What follows is a set of records; give them all back exactly.

Interface dataset entries
....................

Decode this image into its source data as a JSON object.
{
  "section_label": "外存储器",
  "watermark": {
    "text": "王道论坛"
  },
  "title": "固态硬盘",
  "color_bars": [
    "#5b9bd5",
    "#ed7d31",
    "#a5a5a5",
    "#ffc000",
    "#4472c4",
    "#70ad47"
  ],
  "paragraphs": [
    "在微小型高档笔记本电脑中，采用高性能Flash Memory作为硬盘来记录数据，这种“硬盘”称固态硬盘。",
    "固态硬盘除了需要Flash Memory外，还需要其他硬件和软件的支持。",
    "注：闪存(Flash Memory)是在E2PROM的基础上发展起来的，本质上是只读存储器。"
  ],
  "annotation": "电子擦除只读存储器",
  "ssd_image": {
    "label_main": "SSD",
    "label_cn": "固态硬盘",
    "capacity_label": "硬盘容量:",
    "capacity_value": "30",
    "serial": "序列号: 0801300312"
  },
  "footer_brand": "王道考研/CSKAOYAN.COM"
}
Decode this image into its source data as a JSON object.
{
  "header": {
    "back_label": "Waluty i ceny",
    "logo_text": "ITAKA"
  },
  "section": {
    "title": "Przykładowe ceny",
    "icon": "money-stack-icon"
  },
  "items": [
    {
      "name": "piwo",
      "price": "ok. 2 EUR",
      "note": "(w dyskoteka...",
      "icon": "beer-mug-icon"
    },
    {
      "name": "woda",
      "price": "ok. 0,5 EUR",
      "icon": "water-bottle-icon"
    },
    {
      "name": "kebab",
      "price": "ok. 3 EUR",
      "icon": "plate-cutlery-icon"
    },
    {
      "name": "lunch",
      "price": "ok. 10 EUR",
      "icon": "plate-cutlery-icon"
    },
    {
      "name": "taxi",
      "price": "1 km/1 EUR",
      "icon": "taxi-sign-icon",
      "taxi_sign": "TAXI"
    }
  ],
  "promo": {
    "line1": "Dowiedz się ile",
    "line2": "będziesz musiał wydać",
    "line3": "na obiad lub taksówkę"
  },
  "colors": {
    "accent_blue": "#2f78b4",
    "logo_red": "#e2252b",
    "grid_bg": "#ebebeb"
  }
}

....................

Solution to the problem »
Decode this image into its source data as a JSON object.
{
  "section_label": "外存储器",
  "watermark": {
    "text": "王道论坛"
  },
  "title": "固态硬盘",
  "color_bars": [
    "#5b9bd5",
    "#ed7d31",
    "#a5a5a5",
    "#ffc000",
    "#4472c4",
    "#70ad47"
  ],
  "paragraphs": [
    "在微小型高档笔记本电脑中，采用高性能Flash Memory作为硬盘来记录数据，这种“硬盘”称固态硬盘。",
    "固态硬盘除了需要Flash Memory外，还需要其他硬件和软件的支持。",
    "注：闪存(Flash Memory)是在E2PROM的基础上发展起来的，本质上是只读存储器。"
  ],
  "annotation": "电子擦除只读存储器",
  "ssd_image": {
    "label_main": "SSD",
    "label_cn": "固态硬盘",
    "capacity_label": "硬盘容量:",
    "capacity_value": "30",
    "serial": "序列号: 0801300312"
  },
  "footer_brand": "王道考研/CSKAOYAN.COM"
}
Decode this image into its source data as a JSON object.
{
  "header": {
    "back_label": "Waluty i ceny",
    "logo_text": "ITAKA"
  },
  "section": {
    "title": "Przykładowe ceny",
    "icon": "money-stack-icon"
  },
  "items": [
    {
      "name": "piwo",
      "price": "ok. 2 EUR",
      "note": "(w dyskoteka...",
      "icon": "beer-mug-icon"
    },
    {
      "name": "woda",
      "price": "ok. 0,5 EUR",
      "icon": "water-bottle-icon"
    },
    {
      "name": "kebab",
      "price": "ok. 3 EUR",
      "icon": "plate-cutlery-icon"
    },
    {
      "name": "lunch",
      "price": "ok. 10 EUR",
      "icon": "plate-cutlery-icon"
    },
    {
      "name": "taxi",
      "price": "1 km/1 EUR",
      "icon": "taxi-sign-icon",
      "taxi_sign": "TAXI"
    }
  ],
  "promo": {
    "line1": "Dowiedz się ile",
    "line2": "będziesz musiał wydać",
    "line3": "na obiad lub taksówkę"
  },
  "colors": {
    "accent_blue": "#2f78b4",
    "logo_red": "#e2252b",
    "grid_bg": "#ebebeb"
  }
}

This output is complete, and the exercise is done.